- Written by Roger Green
Rick DeVos continues a family tradition of giving with an unexpected twist. His billionaire grandfather, Richard DeVos, Sr.—co-founder of Amway Corporation, today Alticor—is nationally known for supporting religious organizations, health groups and social services through the Richard and Helen DeVos Foundation. Rick, 27, has, by contrast, channeled DeVos largess into the visual arts, organizing an inventively conceived competition, ArtPrize, which took place at disparate Grand Rapids, Michigan sites from September 23rd through October 10th of last year.
ArtPrize was unique in two respects. For one, it offered extravagant cash awards: $250,000 first place; $100,000 second place; $50,000 third place; and $7,000 each, fourth through tenth place. For another, ArtPrize was vengefully populist and technologically 2009. Any artist could enter and every attendee over age 16 could vote electronically, using mobile phones, iPhones, mobile and standard browsers.
The winner of the competition, announced on October 8th, was Ran Ortner of Brooklyn, New York, who took home honors for his oil-on-canvas Open Water no. 24. His quarter-million-dollar cash prize is the largest ever awarded in an art competition, say event organizers.

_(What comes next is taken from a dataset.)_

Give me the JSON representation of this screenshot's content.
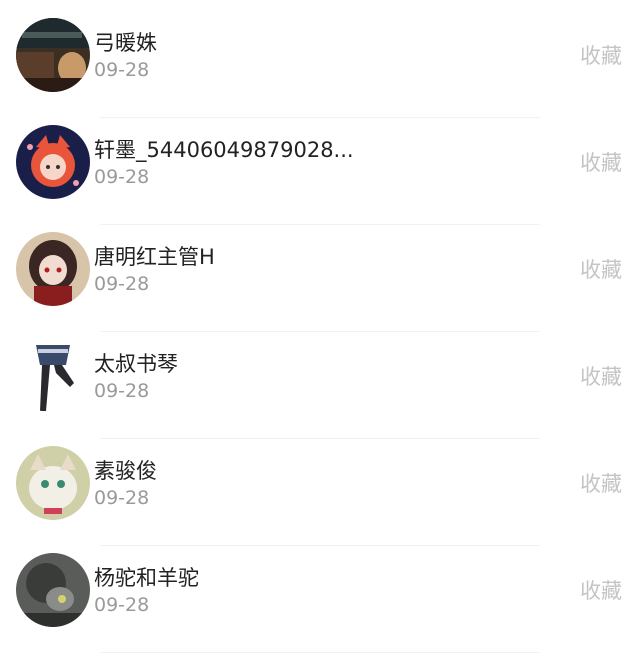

Rick DeVos is himself a photographer whose works have appeared in Grand Rapids galleries. For a local art festival, his original idea was to mount a film festival. “What we liked about film festivals is their conversational nature, the fact that people talk to each other while standing in line,” he says. Conversational engagement fosters learning, the point of art, he believes.
Yet DeVos also saw drawbacks. “A film festival is a centralized and rigid kind of event,” he says. “You have very specific venues that only can be used according to a fixed schedule. You have a small group of screenings making selections from hundreds if not thousands of entries.”
So an open, citywide art competition seemed a better plan. Multiple, often unorthodox exhibition sites ensured that attendees would discover overlooked parts of Grand Rapids. At the same time, the competition’s online voting system facilitated engagement, not least by creating real-time feedback loops to the community, identifying popular or controversial works and where to find them.
DeVos has advanced a family tradition of giving unconventionally, but with his parents’ and others’ blessing. “They were incredibly supportive of this idea, which admittedly is out of the box,” he says. “It’s just a bit of a different focus.”